(Record set)
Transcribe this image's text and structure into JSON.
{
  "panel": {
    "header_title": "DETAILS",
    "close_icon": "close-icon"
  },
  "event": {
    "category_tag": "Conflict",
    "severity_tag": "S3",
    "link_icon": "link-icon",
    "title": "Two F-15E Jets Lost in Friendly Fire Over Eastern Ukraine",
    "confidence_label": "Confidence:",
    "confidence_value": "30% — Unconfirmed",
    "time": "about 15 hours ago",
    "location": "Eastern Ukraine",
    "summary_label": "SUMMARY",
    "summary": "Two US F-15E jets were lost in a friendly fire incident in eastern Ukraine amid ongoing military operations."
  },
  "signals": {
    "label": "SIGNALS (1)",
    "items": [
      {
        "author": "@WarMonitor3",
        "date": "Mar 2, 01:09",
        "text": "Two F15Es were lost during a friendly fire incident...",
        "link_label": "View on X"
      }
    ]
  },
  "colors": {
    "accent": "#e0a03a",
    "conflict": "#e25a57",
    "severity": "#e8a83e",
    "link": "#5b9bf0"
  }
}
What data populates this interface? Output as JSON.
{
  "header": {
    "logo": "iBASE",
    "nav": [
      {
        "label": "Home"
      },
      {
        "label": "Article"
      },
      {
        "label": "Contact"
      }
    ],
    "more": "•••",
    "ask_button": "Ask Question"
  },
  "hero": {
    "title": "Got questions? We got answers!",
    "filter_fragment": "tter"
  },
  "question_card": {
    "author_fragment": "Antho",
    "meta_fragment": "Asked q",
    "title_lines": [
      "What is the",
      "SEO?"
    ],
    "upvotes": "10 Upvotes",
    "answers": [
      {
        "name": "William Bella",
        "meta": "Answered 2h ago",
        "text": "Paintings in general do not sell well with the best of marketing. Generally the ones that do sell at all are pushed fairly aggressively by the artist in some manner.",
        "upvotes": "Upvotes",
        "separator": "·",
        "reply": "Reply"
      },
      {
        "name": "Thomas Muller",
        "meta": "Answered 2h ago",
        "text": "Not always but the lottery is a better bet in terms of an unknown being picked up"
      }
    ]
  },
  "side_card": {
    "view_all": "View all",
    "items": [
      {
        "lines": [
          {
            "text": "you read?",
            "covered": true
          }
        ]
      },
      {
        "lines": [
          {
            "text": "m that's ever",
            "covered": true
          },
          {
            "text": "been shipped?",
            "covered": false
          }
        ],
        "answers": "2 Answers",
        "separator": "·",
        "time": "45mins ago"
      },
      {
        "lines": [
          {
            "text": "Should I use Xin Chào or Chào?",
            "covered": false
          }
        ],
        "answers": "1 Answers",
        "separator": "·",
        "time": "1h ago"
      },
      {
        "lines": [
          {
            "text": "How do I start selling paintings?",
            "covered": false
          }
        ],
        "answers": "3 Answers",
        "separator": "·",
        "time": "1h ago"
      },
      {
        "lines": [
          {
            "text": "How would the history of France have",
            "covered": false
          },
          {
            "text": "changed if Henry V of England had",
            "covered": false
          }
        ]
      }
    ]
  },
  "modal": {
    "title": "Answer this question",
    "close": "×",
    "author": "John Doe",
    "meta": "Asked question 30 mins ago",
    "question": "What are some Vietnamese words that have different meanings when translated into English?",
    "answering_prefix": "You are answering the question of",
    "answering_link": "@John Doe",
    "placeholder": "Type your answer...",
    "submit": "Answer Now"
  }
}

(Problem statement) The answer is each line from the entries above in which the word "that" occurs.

(Exercise solution)
        "text": "Paintings in general do not sell well with the best of marketing. Generally the ones that do sell at all are pushed fairly aggressively by the artist in some manner.",
            "text": "m that's ever",
    "question": "What are some Vietnamese words that have different meanings when translated into English?",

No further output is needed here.